[Web page and app entries]
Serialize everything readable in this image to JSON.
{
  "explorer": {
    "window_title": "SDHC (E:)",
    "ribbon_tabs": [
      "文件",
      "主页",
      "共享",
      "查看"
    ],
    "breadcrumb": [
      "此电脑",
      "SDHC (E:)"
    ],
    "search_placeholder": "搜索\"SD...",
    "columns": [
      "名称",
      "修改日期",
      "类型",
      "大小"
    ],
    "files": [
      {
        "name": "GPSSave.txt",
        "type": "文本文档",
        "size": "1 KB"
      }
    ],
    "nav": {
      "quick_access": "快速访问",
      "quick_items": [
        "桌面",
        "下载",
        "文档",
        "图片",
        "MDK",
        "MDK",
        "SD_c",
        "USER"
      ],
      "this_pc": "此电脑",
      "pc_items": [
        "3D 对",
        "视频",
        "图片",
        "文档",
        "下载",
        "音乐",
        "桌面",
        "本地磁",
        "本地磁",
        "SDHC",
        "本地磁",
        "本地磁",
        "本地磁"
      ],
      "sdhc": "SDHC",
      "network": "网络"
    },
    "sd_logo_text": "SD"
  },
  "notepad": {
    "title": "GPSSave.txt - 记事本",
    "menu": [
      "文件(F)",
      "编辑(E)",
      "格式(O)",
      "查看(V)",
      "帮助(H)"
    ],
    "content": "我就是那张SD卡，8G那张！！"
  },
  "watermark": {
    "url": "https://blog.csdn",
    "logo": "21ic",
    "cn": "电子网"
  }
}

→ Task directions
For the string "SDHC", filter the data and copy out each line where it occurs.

→ The answer
    "window_title": "SDHC (E:)",
      "SDHC (E:)"
        "SDHC",
      "sdhc": "SDHC",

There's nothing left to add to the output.